Staring out the window of my Dad’s old Ford pickup when I was a kid, there was always this one bit of scenery that commanded my attention. There were dunes – row upon row of them – between the highway and the ocean. Those dunes marched along the shore silently in their majestic, unwavering ranks.
I imagined getting lost in those dunes. Playing hide and seek, discovering a cache of hidden treasure left by pirates (that was exposed by the wind just as I walked past), being a soldier taking part in the invasion of Normandy.
The dunes along this section of road are covered with long, wavy grass that billows and flows in the wind in mesmerizing patterns. The largest of these grass-covered dunes resembled a sleeping cat to me. I mentally called it ‘Shorty’ after Dad’s rotund feline housemate.
I realized not too long ago that I never once stopped there to explore, play hide and seek, look for buried treasure.
A month or two ago I decided to make this place a destination. I was happy to learn that those dunes hide a stretch of beach roughly a mile long. The beach ends abruptly at the rocky point. South of the rocky promontory there lies a rugged stretch of coastline, a protected cove or two and some wonderfully beautiful and sparsely traveled country. Between the highway and the shore are those dunes I mentioned at the outset. They look much less imposing from the safety of a speeding car. Once you’re out on the trail, though, their size, breadth and the forces required to build them becomes apparent very quickly.
Over the past several weeks I’ve made 3 hiking/photography trips out to the area: One from the north along the beach starting at Gazos Creek, one from the south, parking on the west side of Highway 1 across from Rossi Road, and one sort of in between at an unmarked dirt turnout alongside the highway.
I hope you enjoy the result. No buried treasure so far, but I’m going to keep looking.
Finally! A blog entry!
I spent last Sunday on a solo trek out to Point Reyes and visited Drakes Beach for the first time. The weather was incredible for ‘Winter’ at what felt like 70+ degrees. Then again, Winter means very little here to those of us in the Golden State.
I arrived in the late afternoon to get the lay of the land and scout out where I might want to shoot as the sun set and the light grew softer. Once the show starts (i.e. the light softens), there’s precious little time to work, particularly in contrast to how long it seemed to take for the darned sun to get low enough in the sky for things to start getting interesting.
I came away from this day alone refreshed and almost satisfied with the images I’d made. I hope you enjoy them.
We took a lonnnng road trip yesterday – left SF at 7:00 a.m., returned (and promptly fell into bed) after midnight.

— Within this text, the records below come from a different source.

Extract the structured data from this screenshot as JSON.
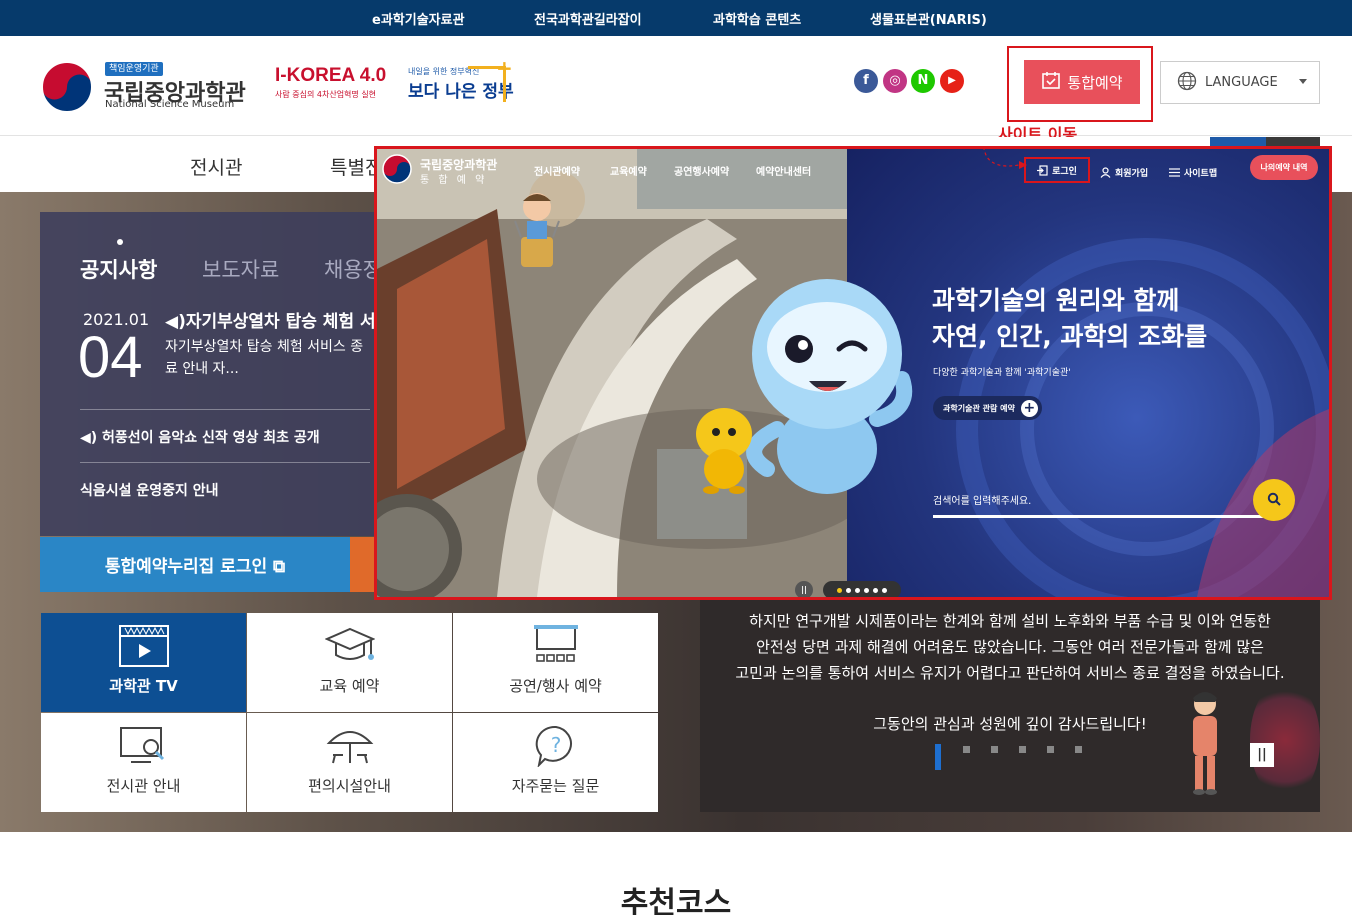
{
  "topbar": {
    "links": [
      "e과학기술자료관",
      "전국과학관길라잡이",
      "과학학습 콘텐츠",
      "생물표본관(NARIS)"
    ]
  },
  "header": {
    "logo_badge": "책임운영기관",
    "logo_kr": "국립중앙과학관",
    "logo_en": "National Science Museum",
    "ikorea_title": "I-KOREA 4.0",
    "ikorea_sub": "사람 중심의 4차산업혁명 실현",
    "gov_sub": "내일을 위한 정부혁신",
    "gov_title": "보다 나은 정부",
    "sns": [
      "f",
      "◎",
      "N",
      "▶"
    ],
    "reserve_btn": "통합예약",
    "language_btn": "LANGUAGE",
    "annotation": "사이트 이동"
  },
  "nav": {
    "items": [
      "전시관",
      "특별전"
    ]
  },
  "notice": {
    "tabs": [
      "공지사항",
      "보도자료",
      "채용정"
    ],
    "date_ym": "2021.01",
    "date_d": "04",
    "top_title": "◀)자기부상열차 탑승 체험 서",
    "top_desc": "자기부상열차 탑승 체험 서비스 종료 안내 자...",
    "items": [
      "◀) 허풍선이 음악쇼 신작 영상 최초 공개",
      "식음시설 운영중지 안내"
    ]
  },
  "login_btn": "통합예약누리집 로그인 ⧉",
  "quick": [
    {
      "label": "과학관 TV",
      "icon": "video-icon",
      "active": true
    },
    {
      "label": "교육 예약",
      "icon": "graduation-cap-icon"
    },
    {
      "label": "공연/행사 예약",
      "icon": "stage-icon"
    },
    {
      "label": "전시관 안내",
      "icon": "monitor-search-icon"
    },
    {
      "label": "편의시설안내",
      "icon": "parasol-icon"
    },
    {
      "label": "자주묻는 질문",
      "icon": "question-bubble-icon"
    }
  ],
  "popup": {
    "logo_main": "국립중앙과학관",
    "logo_sub": "통 합 예 약",
    "menu": [
      "전시관예약",
      "교육예약",
      "공연행사예약",
      "예약안내센터"
    ],
    "login": "로그인",
    "signup": "회원가입",
    "sitemap": "사이트맵",
    "myres": "나의예약 내역",
    "headline1": "과학기술의 원리와 함께",
    "headline2": "자연, 인간, 과학의 조화를",
    "subline": "다양한 과학기술과 함께 '과학기술관'",
    "pill": "과학기술관 관람 예약",
    "search_placeholder": "검색어를 입력해주세요."
  },
  "notice_text": {
    "line1": "하지만 연구개발 시제품이라는 한계와 함께 설비 노후화와 부품 수급 및 이와 연동한",
    "line2": "안전성 당면 과제 해결에 어려움도 많았습니다. 그동안 여러 전문가들과 함께 많은",
    "line3": "고민과 논의를 통하여 서비스 유지가 어렵다고 판단하여 서비스 종료 결정을 하였습니다.",
    "line4": "그동안의 관심과 성원에 깊이 감사드립니다!",
    "pause": "||"
  },
  "section_title": "추천코스",
  "colors": {
    "navy": "#063a6b",
    "accent_red": "#e8505b",
    "highlight": "#d9161c",
    "tv_blue": "#0d4f93"
  }
}
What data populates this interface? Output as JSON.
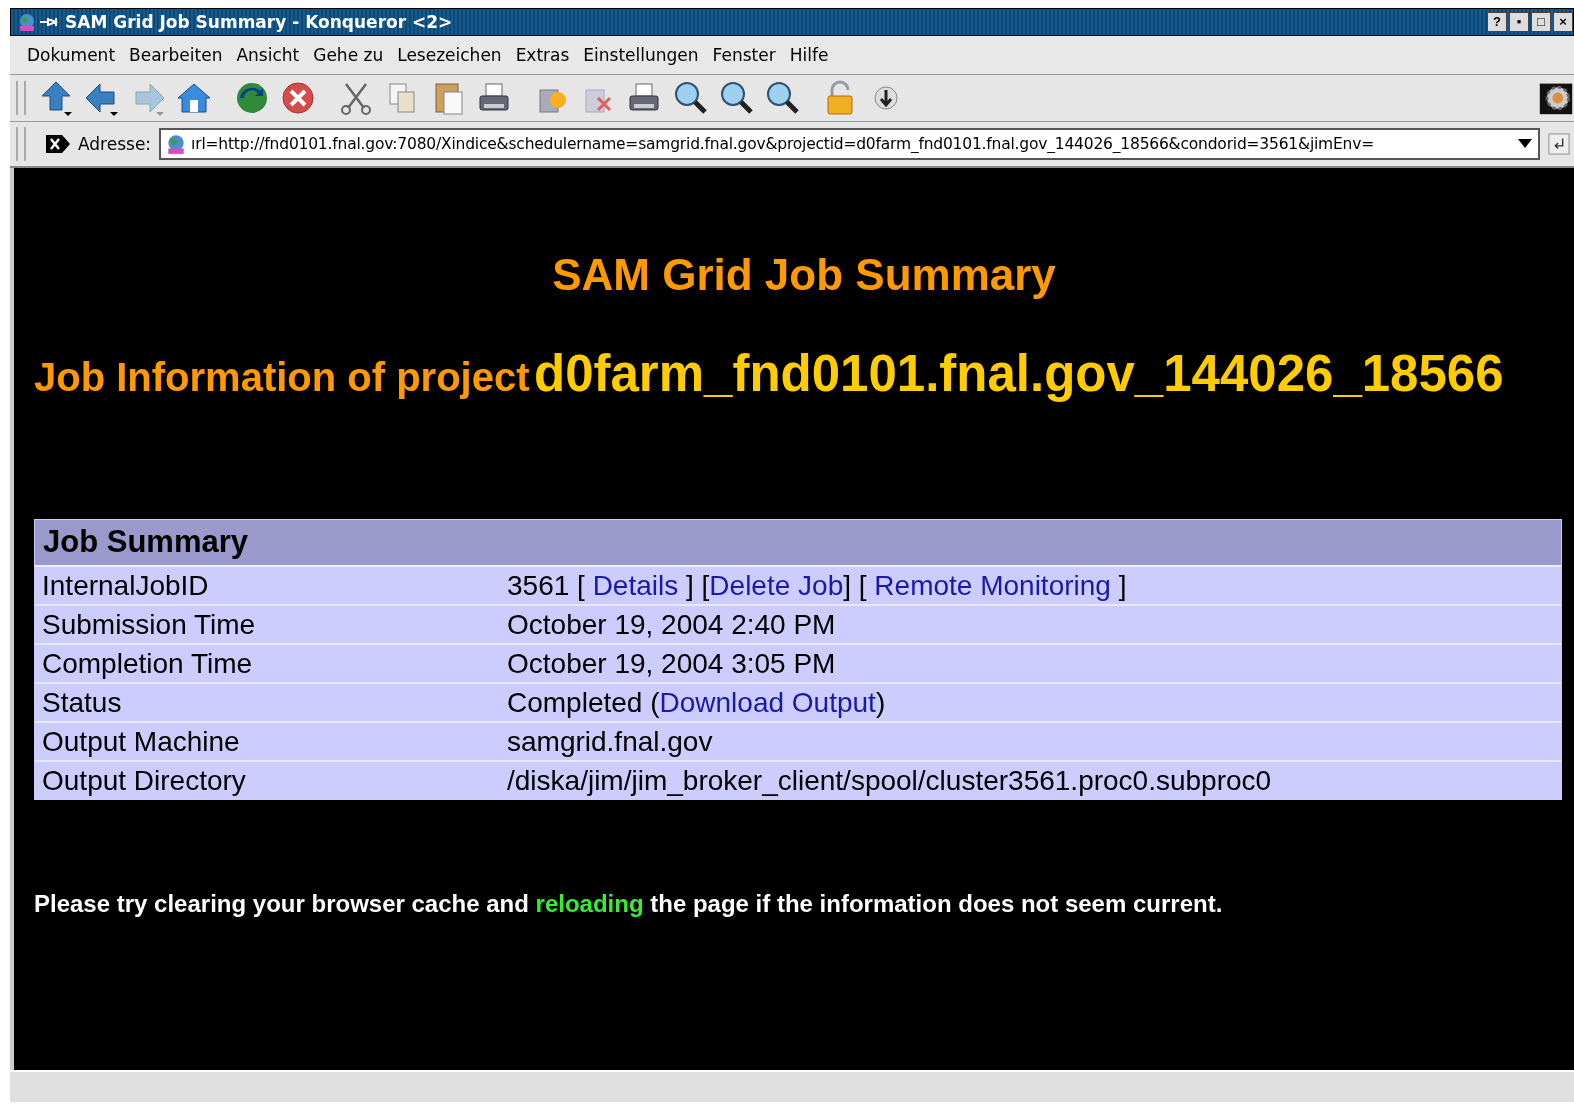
{
  "window": {
    "title": "SAM Grid Job Summary - Konqueror <2>",
    "buttons": [
      "?",
      "▪",
      "□",
      "×"
    ]
  },
  "menu": [
    "Dokument",
    "Bearbeiten",
    "Ansicht",
    "Gehe zu",
    "Lesezeichen",
    "Extras",
    "Einstellungen",
    "Fenster",
    "Hilfe"
  ],
  "address": {
    "label": "Adresse:",
    "value": "ırl=http://fnd0101.fnal.gov:7080/Xindice&schedulername=samgrid.fnal.gov&projectid=d0farm_fnd0101.fnal.gov_144026_18566&condorid=3561&jimEnv="
  },
  "page": {
    "title": "SAM Grid Job Summary",
    "subtitle": "Job Information of project",
    "project": "d0farm_fnd0101.fnal.gov_144026_18566",
    "table": {
      "heading": "Job Summary",
      "rows": [
        {
          "label": "InternalJobID",
          "value": [
            {
              "kind": "text",
              "text": "3561 [ "
            },
            {
              "kind": "link",
              "text": "Details"
            },
            {
              "kind": "text",
              "text": " ] ["
            },
            {
              "kind": "link",
              "text": "Delete Job"
            },
            {
              "kind": "text",
              "text": "] [ "
            },
            {
              "kind": "link",
              "text": "Remote Monitoring"
            },
            {
              "kind": "text",
              "text": " ]"
            }
          ]
        },
        {
          "label": "Submission Time",
          "value": [
            {
              "kind": "text",
              "text": "October 19, 2004 2:40 PM"
            }
          ]
        },
        {
          "label": "Completion Time",
          "value": [
            {
              "kind": "text",
              "text": "October 19, 2004 3:05 PM"
            }
          ]
        },
        {
          "label": "Status",
          "value": [
            {
              "kind": "text",
              "text": "Completed ("
            },
            {
              "kind": "link",
              "text": "Download Output"
            },
            {
              "kind": "text",
              "text": ")"
            }
          ]
        },
        {
          "label": "Output Machine",
          "value": [
            {
              "kind": "text",
              "text": "samgrid.fnal.gov"
            }
          ]
        },
        {
          "label": "Output Directory",
          "value": [
            {
              "kind": "text",
              "text": "/diska/jim/jim_broker_client/spool/cluster3561.proc0.subproc0"
            }
          ]
        }
      ]
    },
    "note": [
      {
        "kind": "text",
        "text": "Please try clearing your browser cache and "
      },
      {
        "kind": "link",
        "text": "reloading"
      },
      {
        "kind": "text",
        "text": " the page if the information does not seem current."
      }
    ]
  }
}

Bodie was fantastic. The road once the pavement ends is, well, not fantastic, but well worth the dust and bumps to get where you’re going. The amount of ‘stuff’ around is just astounding. We had a nice, thin layer of high clouds that cut the light enough to soften some of the shadows and made for nice shooting conditions during our visit.
We left Bodie with enough time to get to Mono Lake to catch the sunset. The last time I was there was October of last year during the fall color season (the Aspens are almost entirely bare now across Highway 108 and down 395) and there were hordes of people all traveling the same route and descending on Mono Lake’s South Tufa area for the sunset. I am not exaggerating when I say there must have been 75 people piled up at one spot to shoot the sunset (and I was one of them, albeit peripherally).
This time it was maybe 15 people total, ourselves included.
The sun dipped behind the mountains just after we got down to the beach – so much for our timing – but the after-sunset light show was otherworldly.
A long exposure shot on 20 March at one of my favorite spots. First venture with the Fujinon 14mm lens and I found that it calls for a distinctly different method of composing than the more ‘standard’ view of the x100 which I’ve used as my landscape camera for quite some time.